moves to re

establish a
horizontal free surface.
The normal stress and shear stress at
the surface of a fluid element. For
fluids at rest, the shear stress is zero
and pressure is the only normal stress.
•
In a
liquid
, groups of molecules can move relative to each other, but
the volume remains relatively constant because of the strong
cohesive forces between the molecules. As a result, a liquid takes
the shape of the container it is in, and it forms a free surface in a
larger container in a gravitational field.
•
A
gas
expands until it encounters the walls of the container and fills
the entire available space. This is because the gas molecules are
widely spaced, and the cohesive forces between them are very
small. Unlike liquids, a gas in an open container cannot form a free
surface.
Unlike a liquid, a gas
does not form a
free surface, and it
expands to fill the
entire available space.
Fluid Mechanics
Fluid Statics
Fluid Dynamics
Hydrodynamic
Aerodynamic
Fluid Kinematics
Stationary or moving
with constant velocity
a = 0
Motion (velocities
or acceleration)
Relation between
velocities and
accelerations
with forces
Hydrostatic
Aerostatic
Hydraulics
Flow Applications
•
Internal Flows:
Pipelines
•
External Flows:
Objects are completely surrounded by the fluid and the flows
are termed external flows.
Examples include the flow of air around airplane,
automobiles, and Flow around Propellers, or the flow of water
around submarines and fish
.
Internal vs. External Flow
•
Internal flows are
dominated by the
influence of viscosity
throughout the flow
field
•
For external flows,
viscous effects are
limited to the
boundary layer and
wake.
Why the study of External flow is
important
•
Design of cars and trucks to decrease the fuel
consumption and improve the handling
characteristics.
•
Improve ships, whether they are surface
vessels (surrounded by air and water) or
submersible vessels.
•
Design of building
–
consider the various wind
effects
•
The historical trend of streamlining automobiles to reduce
their aerodynamic drag and increase their miles per gallon.
Investigation Approaches
Two approaches are used to obtain information
of external flows:
•
Experimental approaches: Flow Properties
Measurements
•
Theoretical approaches: Solving of Governing
Equations
Analytical: purely theoretical methods is limited

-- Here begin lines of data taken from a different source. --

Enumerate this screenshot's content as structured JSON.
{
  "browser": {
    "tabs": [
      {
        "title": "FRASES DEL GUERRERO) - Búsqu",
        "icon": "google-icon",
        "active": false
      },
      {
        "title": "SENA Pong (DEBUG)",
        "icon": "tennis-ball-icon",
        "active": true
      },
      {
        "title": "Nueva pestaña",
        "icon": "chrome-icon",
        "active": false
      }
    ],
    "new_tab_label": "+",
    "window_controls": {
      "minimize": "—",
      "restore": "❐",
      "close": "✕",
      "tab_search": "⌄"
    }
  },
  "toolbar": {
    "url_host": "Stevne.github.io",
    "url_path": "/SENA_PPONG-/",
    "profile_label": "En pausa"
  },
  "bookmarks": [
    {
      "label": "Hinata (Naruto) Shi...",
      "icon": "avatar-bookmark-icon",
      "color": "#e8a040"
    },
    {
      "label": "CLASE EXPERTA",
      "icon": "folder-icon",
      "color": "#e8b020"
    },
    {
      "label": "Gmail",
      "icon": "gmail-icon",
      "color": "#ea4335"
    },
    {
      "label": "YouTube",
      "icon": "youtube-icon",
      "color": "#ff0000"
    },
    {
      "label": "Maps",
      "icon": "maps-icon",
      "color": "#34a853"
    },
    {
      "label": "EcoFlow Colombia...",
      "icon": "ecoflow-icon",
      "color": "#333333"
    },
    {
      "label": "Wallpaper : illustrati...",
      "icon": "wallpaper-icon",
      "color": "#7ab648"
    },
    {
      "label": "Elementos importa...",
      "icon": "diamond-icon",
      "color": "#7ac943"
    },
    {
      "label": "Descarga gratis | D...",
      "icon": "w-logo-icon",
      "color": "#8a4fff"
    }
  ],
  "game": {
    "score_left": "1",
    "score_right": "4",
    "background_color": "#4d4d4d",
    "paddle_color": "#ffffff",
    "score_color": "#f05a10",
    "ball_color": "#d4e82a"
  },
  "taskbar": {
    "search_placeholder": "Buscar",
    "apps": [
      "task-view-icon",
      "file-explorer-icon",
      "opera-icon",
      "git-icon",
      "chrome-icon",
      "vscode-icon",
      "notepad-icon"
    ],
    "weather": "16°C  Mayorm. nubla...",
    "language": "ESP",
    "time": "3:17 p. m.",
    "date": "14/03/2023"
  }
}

limited.
Numerical: Computational Fluid Dynamics {CFD}
Experimental Approaches
Conservation Equations
•
Conservation of Mass “Continuity Equation”
Equation
•
Conservation of Momentum “Momentum Equation”
•
Conservation of Energy “First Law of
Thermodynamics
•
Second Law of Thermodynamics
Conservation of Momentum
Newton’s Second Law:
External Forces =
Inertia Force
•
Body force weight”
•
Surface forces:

Normal force “Pressure”

Shear force “Viscous”
Theoretical Approaches
•
Euler’s Equation
Theoretical Approaches
•
N.S.E
No

slip condition
•
A fluid in direct contact with a
solid ``sticks'‘ to the surface due
to viscous effects
•
Responsible for generation of
wall shear stress , surface drag
and the development of the
boundary layer
•
The fluid property responsible
for the no

slip condition is
viscosity
•
Important boundary condition
in formulating any problem for
analytical and computational
fluid dynamics analysis
Flow Classification
Real (Viscous) or Ideal (Inviscid) Flow
Compressible or Incompressible Flow
Turbulent or Laminar Flow
Unsteady or Steady Flow
3, 2, or 1 dimensional Flow
Rotational or Iroratational Flow
Enter the password to open this PDF file:
File name:

File size:

Title:

Author:

Subject:

Keywords:

Creation Date:

Modification Date:

Creator:

PDF Producer:

PDF Version:

Page Count:

Preparing document for printing…
0%
Comments 0
Log in to post a comment